* WHAT TO PRODUCE *
Search the data for the word "JSON" and copy out every line that has it.
══════════════════════════════
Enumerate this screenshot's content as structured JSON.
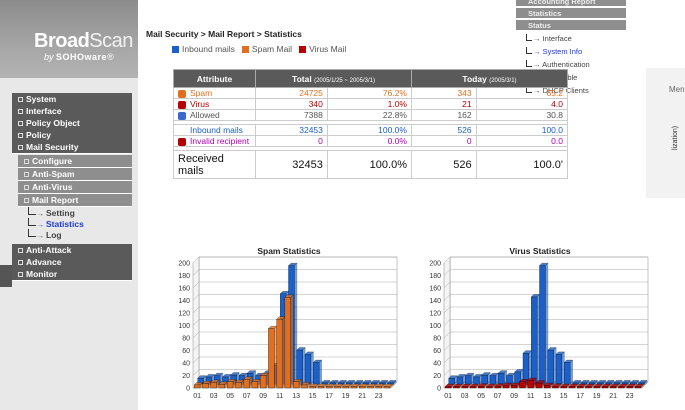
{
  "brand": {
    "name_bold": "Broad",
    "name_light": "Scan",
    "sub_prefix": "by ",
    "sub_brand": "SOHOware",
    "sub_suffix": "®"
  },
  "breadcrumb": "Mail Security > Mail Report > Statistics",
  "legend": [
    {
      "label": "Inbound mails",
      "color": "#1a60c8"
    },
    {
      "label": "Spam Mail",
      "color": "#e07020"
    },
    {
      "label": "Virus Mail",
      "color": "#b80000"
    }
  ],
  "nav": {
    "top_items": [
      "System",
      "Interface",
      "Policy Object",
      "Policy",
      "Mail Security"
    ],
    "mail_security_children": [
      "Configure",
      "Anti-Spam",
      "Anti-Virus",
      "Mail Report"
    ],
    "mail_report_children": [
      "Setting",
      "Statistics",
      "Log"
    ],
    "bottom_items": [
      "Anti-Attack",
      "Advance",
      "Monitor"
    ]
  },
  "top_menu": {
    "bars": [
      "Accounting Report",
      "Statistics",
      "Status"
    ],
    "leaves": [
      "Interface",
      "System Info",
      "Authentication",
      "ARP Table",
      "DHCP Clients"
    ],
    "side_label": "Men",
    "side_note": "lization)"
  },
  "table": {
    "headers": {
      "attribute": "Attribute",
      "total": "Total",
      "total_range": "(2005/1/25 ~ 2005/3/1)",
      "today": "Today",
      "today_date": "(2005/3/1)"
    },
    "rows": [
      {
        "label": "Spam",
        "total": "24725",
        "total_pct": "76.2%",
        "today": "343",
        "today_pct": "65.2"
      },
      {
        "label": "Virus",
        "total": "340",
        "total_pct": "1.0%",
        "today": "21",
        "today_pct": "4.0"
      },
      {
        "label": "Allowed",
        "total": "7388",
        "total_pct": "22.8%",
        "today": "162",
        "today_pct": "30.8"
      },
      {
        "label": "Inbound mails",
        "total": "32453",
        "total_pct": "100.0%",
        "today": "526",
        "today_pct": "100.0"
      },
      {
        "label": "Invalid recipient",
        "total": "0",
        "total_pct": "0.0%",
        "today": "0",
        "today_pct": "0.0"
      },
      {
        "label": "Received mails",
        "total": "32453",
        "total_pct": "100.0%",
        "today": "526",
        "today_pct": "100.0'"
      }
    ]
  },
  "chart_data": [
    {
      "type": "bar",
      "title": "Spam Statistics",
      "categories": [
        "01",
        "02",
        "03",
        "04",
        "05",
        "06",
        "07",
        "08",
        "09",
        "10",
        "11",
        "12",
        "13",
        "14",
        "15",
        "16",
        "17",
        "18",
        "19",
        "20",
        "21",
        "22",
        "23",
        "24"
      ],
      "series": [
        {
          "color": "#1a60c8",
          "values": [
            10,
            12,
            14,
            12,
            15,
            14,
            18,
            14,
            18,
            30,
            145,
            190,
            55,
            48,
            35,
            0,
            0,
            0,
            0,
            0,
            0,
            0,
            0,
            0
          ]
        },
        {
          "color": "#e07020",
          "values": [
            5,
            7,
            9,
            6,
            10,
            9,
            14,
            10,
            20,
            95,
            110,
            145,
            10,
            5,
            2,
            0,
            0,
            0,
            0,
            0,
            0,
            0,
            0,
            0
          ]
        }
      ],
      "ylim": [
        0,
        200
      ],
      "yticks": [
        0,
        20,
        40,
        60,
        80,
        100,
        120,
        140,
        160,
        180,
        200
      ],
      "xticks": [
        "01",
        "03",
        "05",
        "07",
        "09",
        "11",
        "13",
        "15",
        "17",
        "19",
        "21",
        "23"
      ]
    },
    {
      "type": "bar",
      "title": "Virus Statistics",
      "categories": [
        "01",
        "02",
        "03",
        "04",
        "05",
        "06",
        "07",
        "08",
        "09",
        "10",
        "11",
        "12",
        "13",
        "14",
        "15",
        "16",
        "17",
        "18",
        "19",
        "20",
        "21",
        "22",
        "23",
        "24"
      ],
      "series": [
        {
          "color": "#1a60c8",
          "values": [
            10,
            12,
            14,
            12,
            15,
            14,
            18,
            14,
            20,
            50,
            140,
            190,
            55,
            48,
            35,
            0,
            0,
            0,
            0,
            0,
            0,
            0,
            0,
            0
          ]
        },
        {
          "color": "#b80000",
          "values": [
            1,
            1,
            2,
            2,
            3,
            2,
            3,
            4,
            4,
            10,
            12,
            8,
            4,
            3,
            2,
            1,
            1,
            1,
            1,
            1,
            1,
            1,
            1,
            1
          ]
        }
      ],
      "ylim": [
        0,
        200
      ],
      "yticks": [
        0,
        20,
        40,
        60,
        80,
        100,
        120,
        140,
        160,
        180,
        200
      ],
      "xticks": [
        "01",
        "03",
        "05",
        "07",
        "09",
        "11",
        "13",
        "15",
        "17",
        "19",
        "21",
        "23"
      ]
    }
  ]
}
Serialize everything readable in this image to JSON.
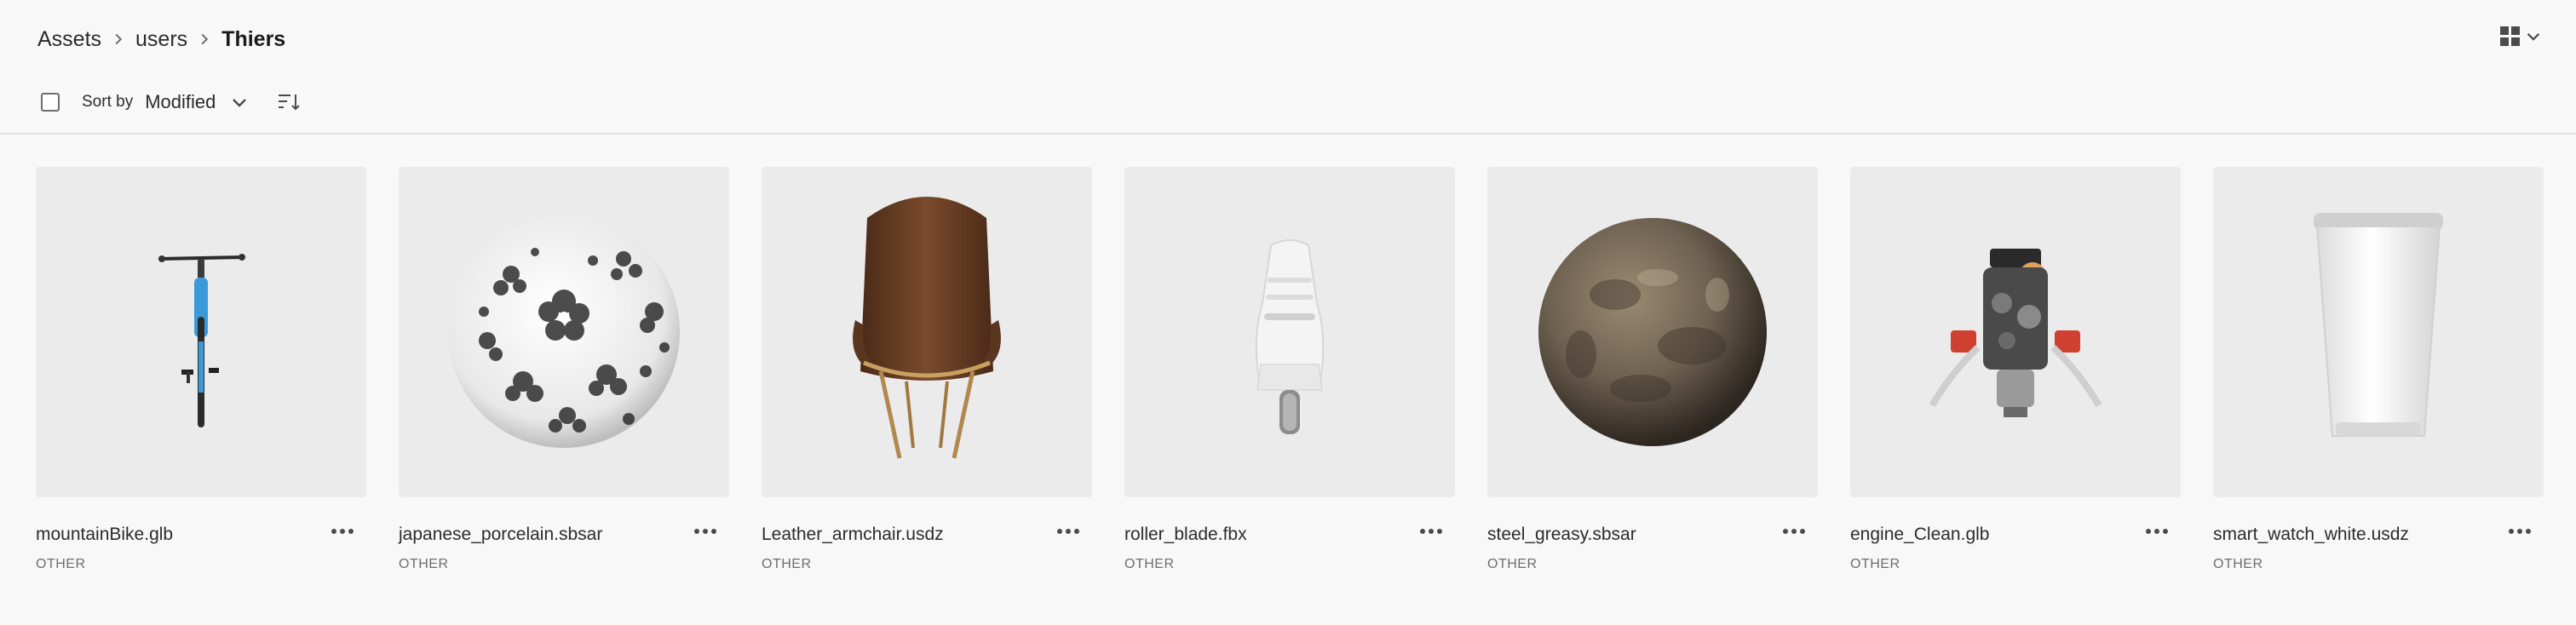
{
  "breadcrumb": {
    "items": [
      "Assets",
      "users"
    ],
    "current": "Thiers"
  },
  "toolbar": {
    "sort_label": "Sort by",
    "sort_value": "Modified"
  },
  "icons": {
    "breadcrumb_separator": "chevron-right-icon",
    "view_toggle": "grid-view-icon",
    "sort_direction": "sort-descending-icon",
    "card_menu": "more-icon"
  },
  "assets": [
    {
      "name": "mountainBike.glb",
      "type": "OTHER",
      "thumbnail": "bike"
    },
    {
      "name": "japanese_porcelain.sbsar",
      "type": "OTHER",
      "thumbnail": "porcelain-sphere"
    },
    {
      "name": "Leather_armchair.usdz",
      "type": "OTHER",
      "thumbnail": "armchair"
    },
    {
      "name": "roller_blade.fbx",
      "type": "OTHER",
      "thumbnail": "roller-blade"
    },
    {
      "name": "steel_greasy.sbsar",
      "type": "OTHER",
      "thumbnail": "steel-sphere"
    },
    {
      "name": "engine_Clean.glb",
      "type": "OTHER",
      "thumbnail": "engine"
    },
    {
      "name": "smart_watch_white.usdz",
      "type": "OTHER",
      "thumbnail": "watch-band"
    }
  ],
  "colors": {
    "background": "#f8f8f8",
    "thumbnail_bg": "#ebebeb",
    "text": "#2c2c2c",
    "muted": "#6e6e6e"
  }
}
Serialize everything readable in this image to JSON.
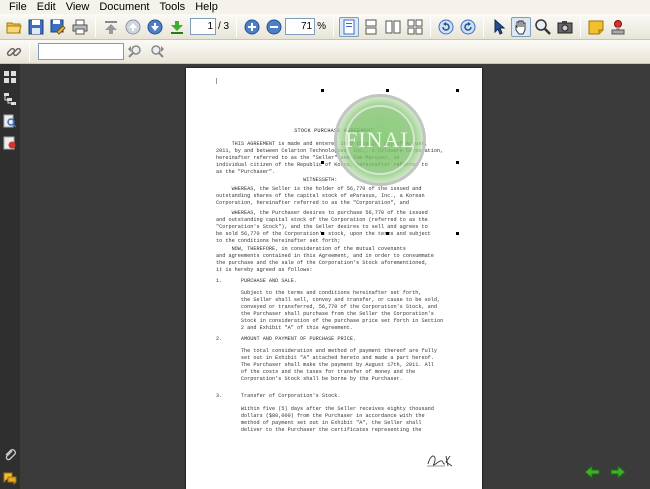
{
  "menu": [
    "File",
    "Edit",
    "View",
    "Document",
    "Tools",
    "Help"
  ],
  "toolbar": {
    "page_current": "1",
    "page_total": "/ 3",
    "zoom_value": "71",
    "zoom_unit": "%"
  },
  "search": {
    "value": ""
  },
  "document": {
    "title": "STOCK PURCHASE AGREEMENT",
    "stamp_text": "FINAL",
    "paragraphs": [
      "     THIS AGREEMENT is made and entered into this 5th day of August,\n2011, by and between Celarton Technologies, Inc., a Delaware Corporation,\nhereinafter referred to as the \"Seller\" and Tom Marquez, an\nindividual citizen of the Republic of Korea, hereinafter referred to\nas the \"Purchaser\".",
      "                            WITNESSETH:",
      "     WHEREAS, the Seller is the holder of 56,770 of the issued and\noutstanding shares of the capital stock of eParaxus, Inc., a Korean\nCorporation, hereinafter referred to as the \"Corporation\", and",
      "     WHEREAS, the Purchaser desires to purchase 56,770 of the issued\nand outstanding capital stock of the Corporation (referred to as the\n\"Corporation's Stock\"), and the Seller desires to sell and agrees to\nbe sold 56,770 of the Corporation's stock, upon the terms and subject\nto the conditions hereinafter set forth;",
      "     NOW, THEREFORE, in consideration of the mutual covenants\nand agreements contained in this Agreement, and in order to consummate\nthe purchase and the sale of the Corporation's Stock aforementioned,\nit is hereby agreed as follows:",
      "1.      PURCHASE AND SALE.",
      "        Subject to the terms and conditions hereinafter set forth,\n        the Seller shall sell, convey and transfer, or cause to be sold,\n        conveyed or transferred, 56,770 of the Corporation's Stock, and\n        the Purchaser shall purchase from the Seller the Corporation's\n        Stock in consideration of the purchase price set forth in Section\n        2 and Exhibit \"A\" of this Agreement.",
      "2.      AMOUNT AND PAYMENT OF PURCHASE PRICE.",
      "        The total consideration and method of payment thereof are fully\n        set out in Exhibit \"A\" attached hereto and made a part hereof.\n        The Purchaser shall make the payment by August 17th, 2011. All\n        of the costs and the taxes for transfer of money and the\n        Corporation's Stock shall be borne by the Purchaser.",
      "3.      Transfer of Corporation's Stock.",
      "        Within five (5) days after the Seller receives eighty thousand\n        dollars ($80,000) from the Purchaser in accordance with the\n        method of payment set out in Exhibit \"A\", the Seller shall\n        deliver to the Purchaser the certificates representing the"
    ]
  },
  "colors": {
    "viewport_bg": "#3b3b3b",
    "sidebar_bg": "#2f2f2f",
    "toolbar_bg": "#ece9d8",
    "nav_arrow": "#3fae2a",
    "stamp": "#7ec86e"
  }
}
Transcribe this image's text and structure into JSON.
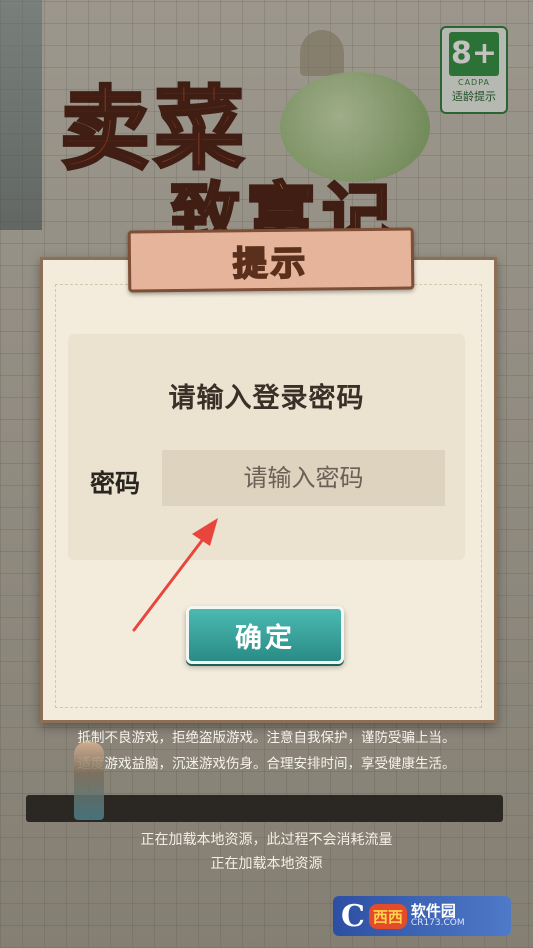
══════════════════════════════
* WRITTEN SOLUTION *
Enumerate this screenshot's content as structured JSON.
Serialize everything readable in this image to JSON.
Serialize everything readable in this image to JSON.
Transcribe this image's text and structure into JSON.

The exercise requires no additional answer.